As alpha of the Lonely River Pack, Jack Owens is responsible for keeping the peace between what’s left of the human population and the wolves who have taken over since the War. All wolves are his responsibility, even the ones who don’t necessarily recognize his authority, like Virginia Howard. Ginny’s been a thorn in Jack’s side since she took over her parents’ operation and established herself as one of the area’s premier ranchers. The fact that she’s everything he wants in a mate makes it hard to stay away from her? but any good hunter knows how to bide his time. Ginny fights hard to maintain her independence from men, human and werewolf alike. When a group of angry wolves, determined to see her submit, threaten her operation, she’s forced to accept Jack’s assistance. But in saving her ranch, Ginny runs the risk of losing something far greater–her heart.
I’ve read at least five of Moira Rogers’ short stories so I know she writes a damn good short…but this one left a lot to be desired.
The heroine, Ginny, has very big issues regarding relationships at the beginning of the book. She’s over it by the end of the book…due to hawt loving? No reason was given as to how she was able to get over it so fast. One night of magic dong and everything is ok? The hero, Jack, is pretty consistent, at least.
The world-building was…close to nonexistent. I didn’t really understand what happened and why. There are references to a great war, nanotechnology killing off humans and the abandonment of technology. In the midst of all this the werewolves were able to “go public.” The references were rather vague and didn’t help set the sense of place.

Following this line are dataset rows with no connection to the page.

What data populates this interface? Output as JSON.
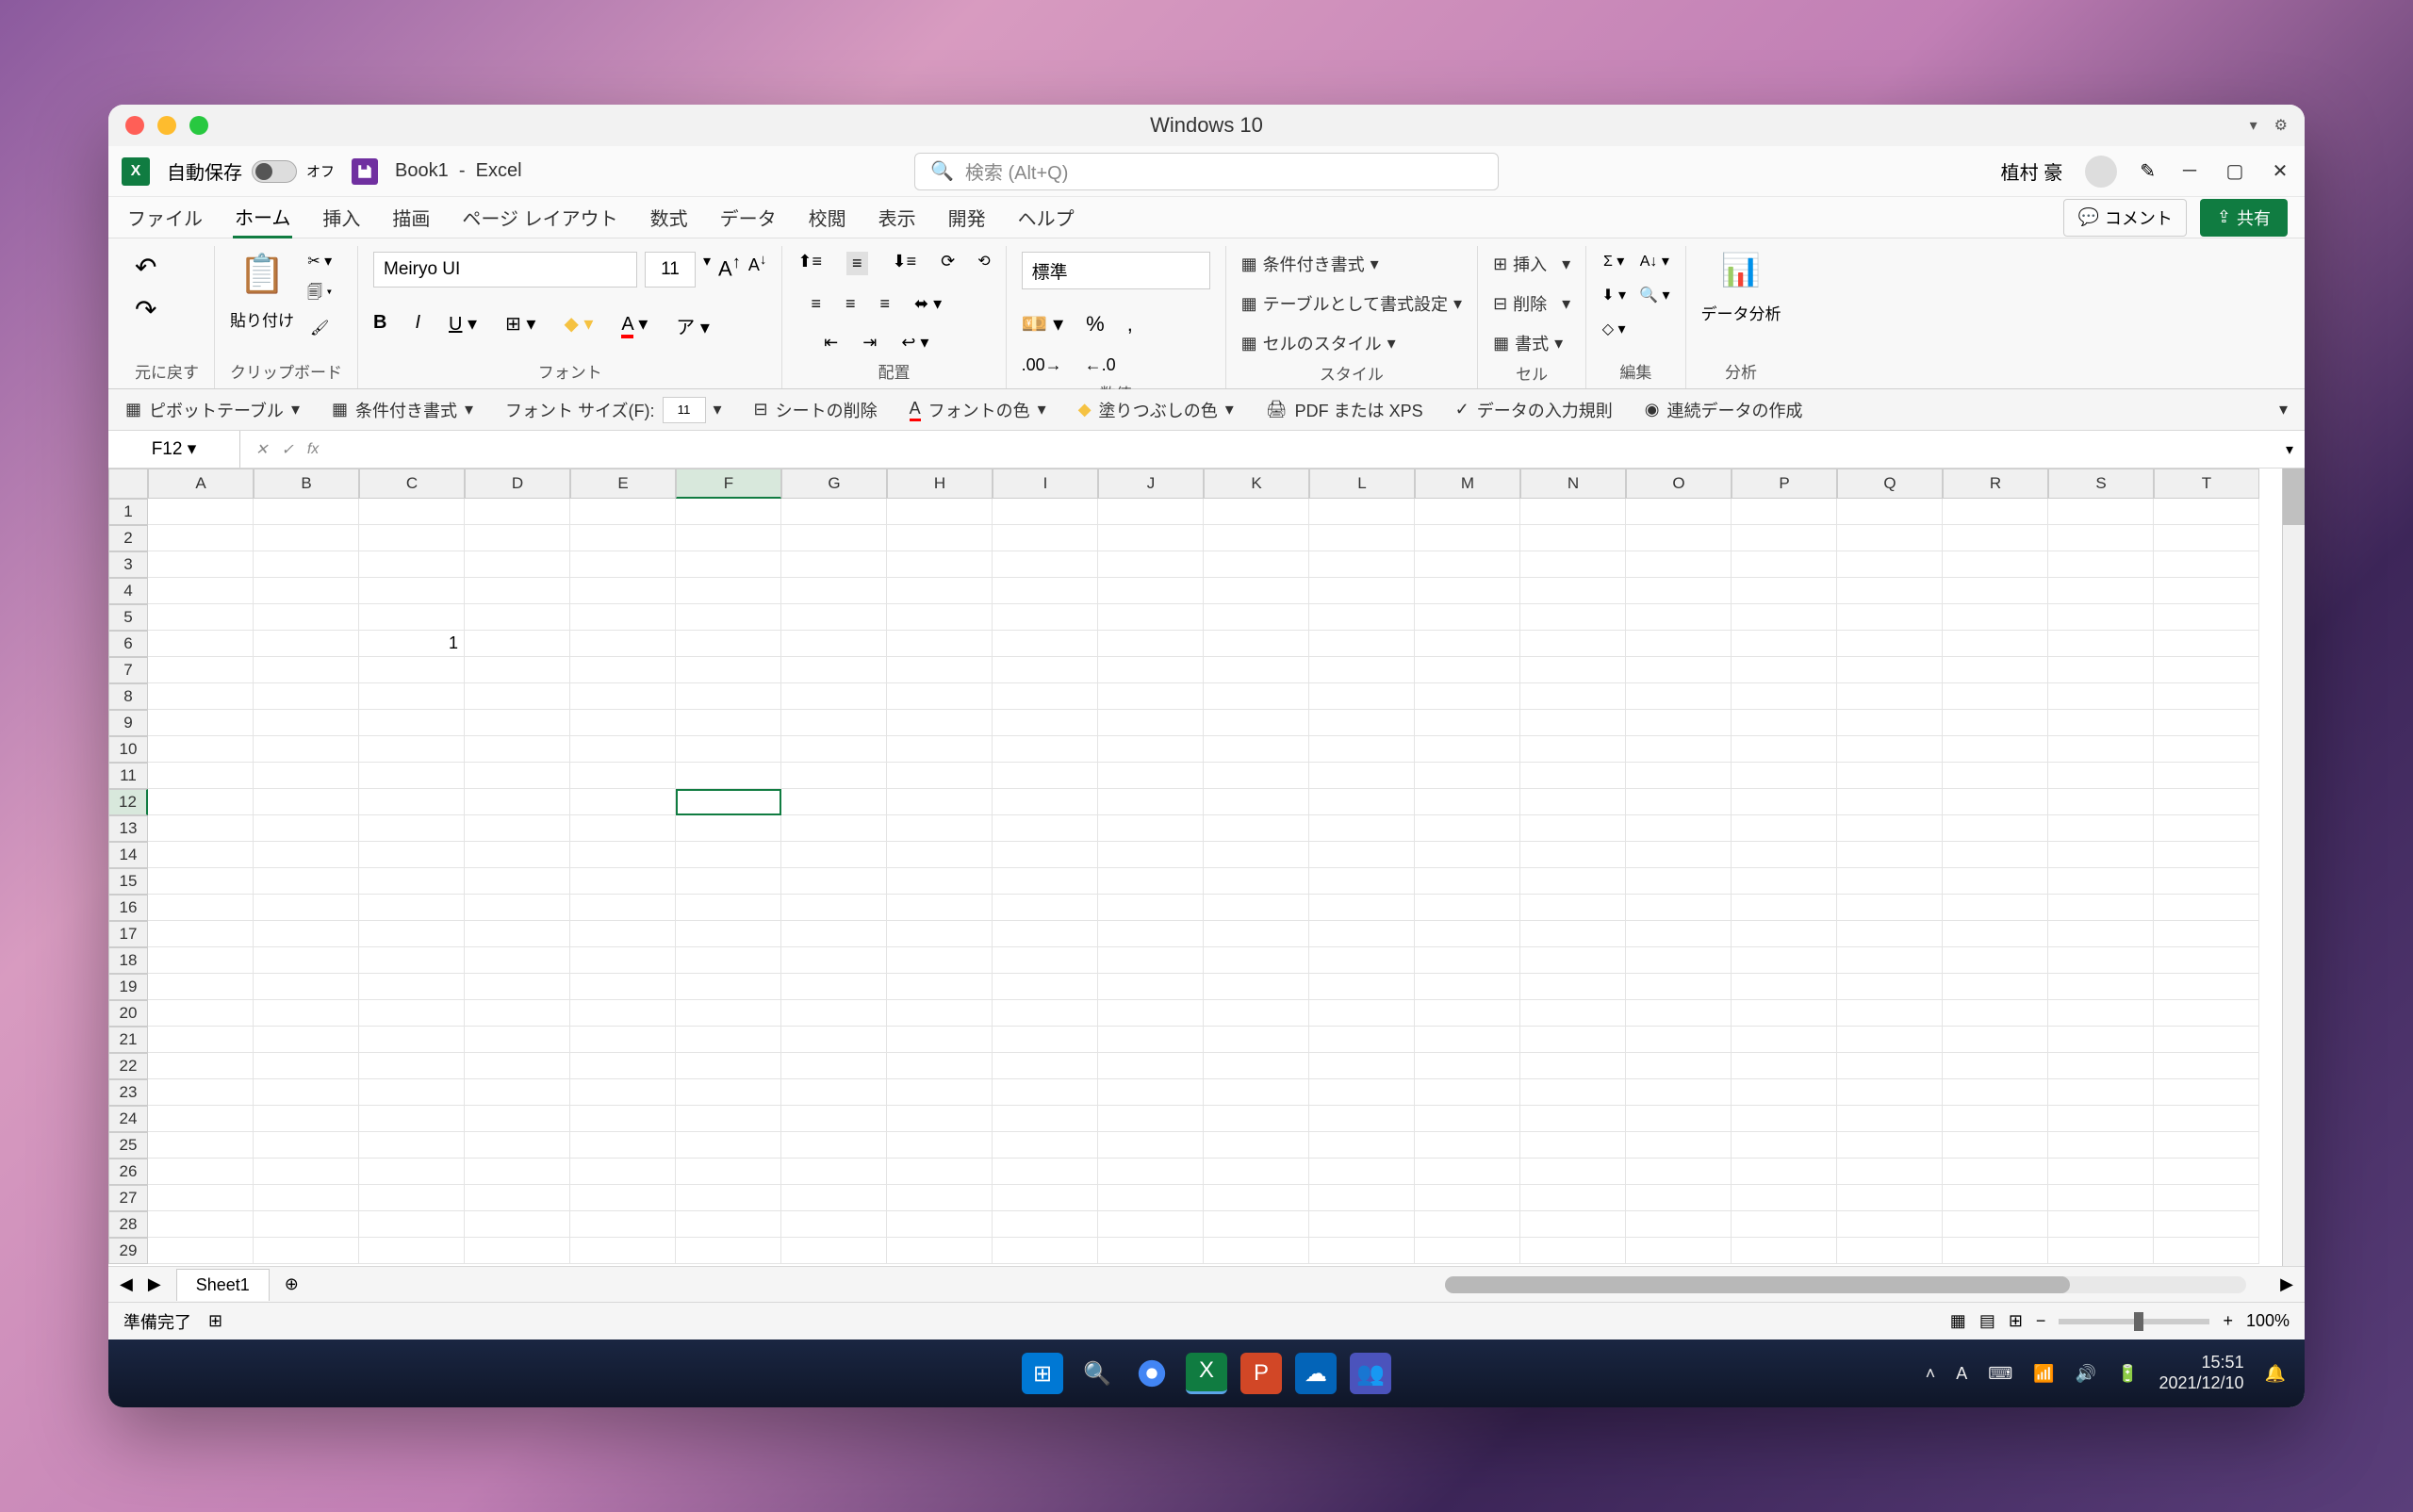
{
  "mac": {
    "title": "Windows 10"
  },
  "titlebar": {
    "autosave_label": "自動保存",
    "autosave_state": "オフ",
    "doc": "Book1",
    "app": "Excel",
    "search_placeholder": "検索 (Alt+Q)",
    "user": "植村 豪"
  },
  "tabs": [
    "ファイル",
    "ホーム",
    "挿入",
    "描画",
    "ページ レイアウト",
    "数式",
    "データ",
    "校閲",
    "表示",
    "開発",
    "ヘルプ"
  ],
  "tabs_active": 1,
  "right_tabs": {
    "comments": "コメント",
    "share": "共有"
  },
  "ribbon": {
    "undo_group": "元に戻す",
    "clipboard_group": "クリップボード",
    "paste": "貼り付け",
    "font_group": "フォント",
    "font_name": "Meiryo UI",
    "font_size": "11",
    "align_group": "配置",
    "number_group": "数値",
    "number_format": "標準",
    "styles_group": "スタイル",
    "cond_fmt": "条件付き書式",
    "table_fmt": "テーブルとして書式設定",
    "cell_styles": "セルのスタイル",
    "cells_group": "セル",
    "insert": "挿入",
    "delete": "削除",
    "format": "書式",
    "editing_group": "編集",
    "analysis_group": "分析",
    "analysis": "データ分析"
  },
  "qat": {
    "pivot": "ピボットテーブル",
    "cond_fmt": "条件付き書式",
    "font_size_label": "フォント サイズ(F):",
    "font_size_val": "11",
    "delete_sheet": "シートの削除",
    "font_color": "フォントの色",
    "fill_color": "塗りつぶしの色",
    "pdf": "PDF または XPS",
    "validation": "データの入力規則",
    "series": "連続データの作成"
  },
  "formula": {
    "cell_ref": "F12"
  },
  "grid": {
    "cols": [
      "A",
      "B",
      "C",
      "D",
      "E",
      "F",
      "G",
      "H",
      "I",
      "J",
      "K",
      "L",
      "M",
      "N",
      "O",
      "P",
      "Q",
      "R",
      "S",
      "T"
    ],
    "active_col": "F",
    "rows": 29,
    "active_row": 12,
    "cells": {
      "C6": "1"
    }
  },
  "sheets": {
    "name": "Sheet1"
  },
  "status": {
    "ready": "準備完了",
    "zoom": "100%"
  },
  "taskbar": {
    "time": "15:51",
    "date": "2021/12/10",
    "ime": "A"
  }
}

The plot circles around Ginny and the harassment of her and her cattle ranch. The reader is told that Ginny is being harassed because she’s a lone female wolf the males want to see submit…but that’s not really explained. The “whole town” knows the Alpha is very interested…so what? It would seem – to me – that the rest of the wolves would be waiting to see what the Alpha did regarding his standoffish “mate to be.” IDK. The whole thing is just so inconsistent. The plot and very beginning of the story is makes a big deal both of Ginny’s desire NOT to mate and of Ginny’s desire NOT to join the pack. Both of which she does without any real soul searching or internal monologue. The issue that spawned the plot – Ginny’s harassment – the conflict portion of the issue is all resolved rather quickly and without much fanfare. In fact, the author took that portion of the conflict to help set up book two in the series.
All in all…unsatisfying.